START Extracted records

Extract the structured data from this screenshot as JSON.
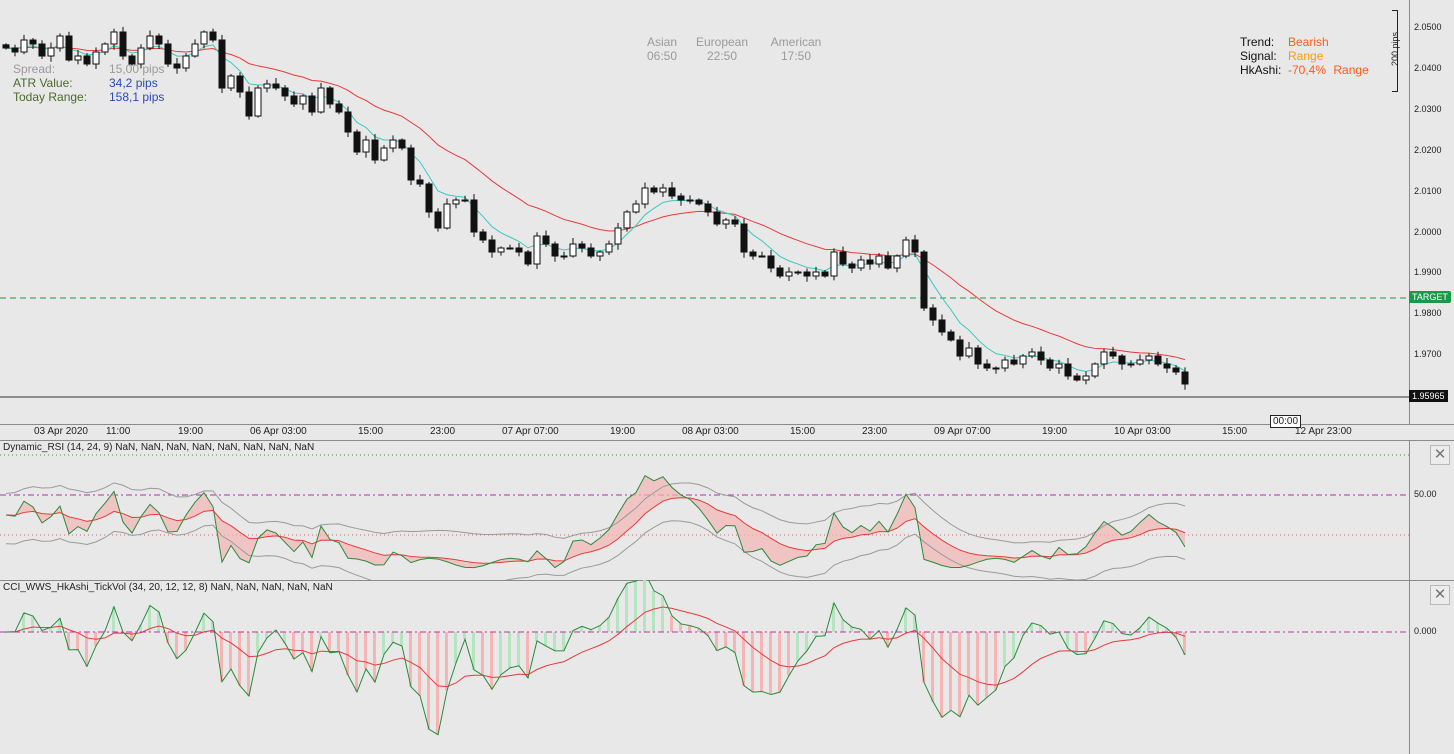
{
  "info_panel": {
    "spread_label": "Spread:",
    "spread_value": "15,00 pips",
    "atr_label": "ATR Value:",
    "atr_value": "34,2 pips",
    "range_label": "Today Range:",
    "range_value": "158,1 pips"
  },
  "sessions": [
    {
      "name": "Asian",
      "time": "06:50"
    },
    {
      "name": "European",
      "time": "22:50"
    },
    {
      "name": "American",
      "time": "17:50"
    }
  ],
  "trend_panel": {
    "trend_label": "Trend:",
    "trend_value": "Bearish",
    "signal_label": "Signal:",
    "signal_value": "Range",
    "hkashi_label": "HkAshi:",
    "hkashi_pct": "-70,4%",
    "hkashi_value": "Range"
  },
  "price_axis": {
    "scale_label": "200 pips",
    "ticks": [
      "2.0500",
      "2.0400",
      "2.0300",
      "2.0200",
      "2.0100",
      "2.0000",
      "1.9900",
      "1.9800",
      "1.9700"
    ],
    "target_label": "TARGET",
    "current_price": "1.95965"
  },
  "time_axis": {
    "ticks": [
      "03 Apr 2020",
      "11:00",
      "19:00",
      "06 Apr 03:00",
      "15:00",
      "23:00",
      "07 Apr 07:00",
      "19:00",
      "08 Apr 03:00",
      "15:00",
      "23:00",
      "09 Apr 07:00",
      "19:00",
      "10 Apr 03:00",
      "15:00",
      "12 Apr 23:00"
    ],
    "cursor_time": "00:00"
  },
  "rsi_panel": {
    "label": "Dynamic_RSI (14, 24, 9) NaN, NaN, NaN, NaN, NaN, NaN, NaN, NaN",
    "level": "50.00",
    "close_glyph": "✕"
  },
  "cci_panel": {
    "label": "CCI_WWS_HkAshi_TickVol (34, 20, 12, 12, 8) NaN, NaN, NaN, NaN, NaN",
    "level": "0.000",
    "close_glyph": "✕"
  },
  "colors": {
    "bg": "#e8e8e8",
    "ema_slow": "#e83a3a",
    "ema_fast": "#3cc8c0",
    "bullish_fill": "#b5e5c0",
    "bearish_fill": "#f5b5b5",
    "target": "#1a9a48",
    "bearish_text": "#ff5a1a",
    "range_text": "#ff9a00",
    "info_green": "#4a6a2a",
    "info_blue": "#2a4ab8"
  },
  "chart_data": {
    "type": "candlestick",
    "symbol_scale_pips": 200,
    "ylim": [
      1.95,
      2.056
    ],
    "current_price": 1.95965,
    "target_price": 1.9835,
    "close": [
      2.044,
      2.043,
      2.046,
      2.045,
      2.042,
      2.044,
      2.047,
      2.041,
      2.042,
      2.04,
      2.043,
      2.045,
      2.048,
      2.042,
      2.04,
      2.044,
      2.047,
      2.045,
      2.04,
      2.039,
      2.042,
      2.045,
      2.048,
      2.046,
      2.034,
      2.037,
      2.033,
      2.027,
      2.034,
      2.035,
      2.034,
      2.032,
      2.03,
      2.032,
      2.028,
      2.034,
      2.03,
      2.028,
      2.023,
      2.018,
      2.021,
      2.016,
      2.019,
      2.021,
      2.019,
      2.011,
      2.01,
      2.003,
      1.999,
      2.005,
      2.006,
      2.006,
      1.998,
      1.996,
      1.993,
      1.994,
      1.994,
      1.993,
      1.99,
      1.997,
      1.995,
      1.992,
      1.992,
      1.995,
      1.994,
      1.992,
      1.993,
      1.995,
      1.999,
      2.003,
      2.005,
      2.009,
      2.008,
      2.009,
      2.007,
      2.006,
      2.006,
      2.005,
      2.003,
      2.0,
      2.001,
      2.0,
      1.993,
      1.992,
      1.992,
      1.989,
      1.987,
      1.988,
      1.988,
      1.987,
      1.988,
      1.987,
      1.993,
      1.99,
      1.989,
      1.991,
      1.99,
      1.992,
      1.989,
      1.992,
      1.996,
      1.993,
      1.979,
      1.976,
      1.973,
      1.971,
      1.967,
      1.969,
      1.965,
      1.964,
      1.964,
      1.966,
      1.965,
      1.967,
      1.968,
      1.966,
      1.964,
      1.965,
      1.962,
      1.961,
      1.962,
      1.965,
      1.968,
      1.967,
      1.965,
      1.965,
      1.966,
      1.967,
      1.965,
      1.964,
      1.963,
      1.96
    ],
    "ema_fast_last": 1.9638,
    "ema_slow_last": 1.968,
    "rsi_level": 50,
    "cci_level": 0
  }
}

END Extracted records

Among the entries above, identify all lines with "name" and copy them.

      "name": "Asian",
      "name": "European",
      "name": "American",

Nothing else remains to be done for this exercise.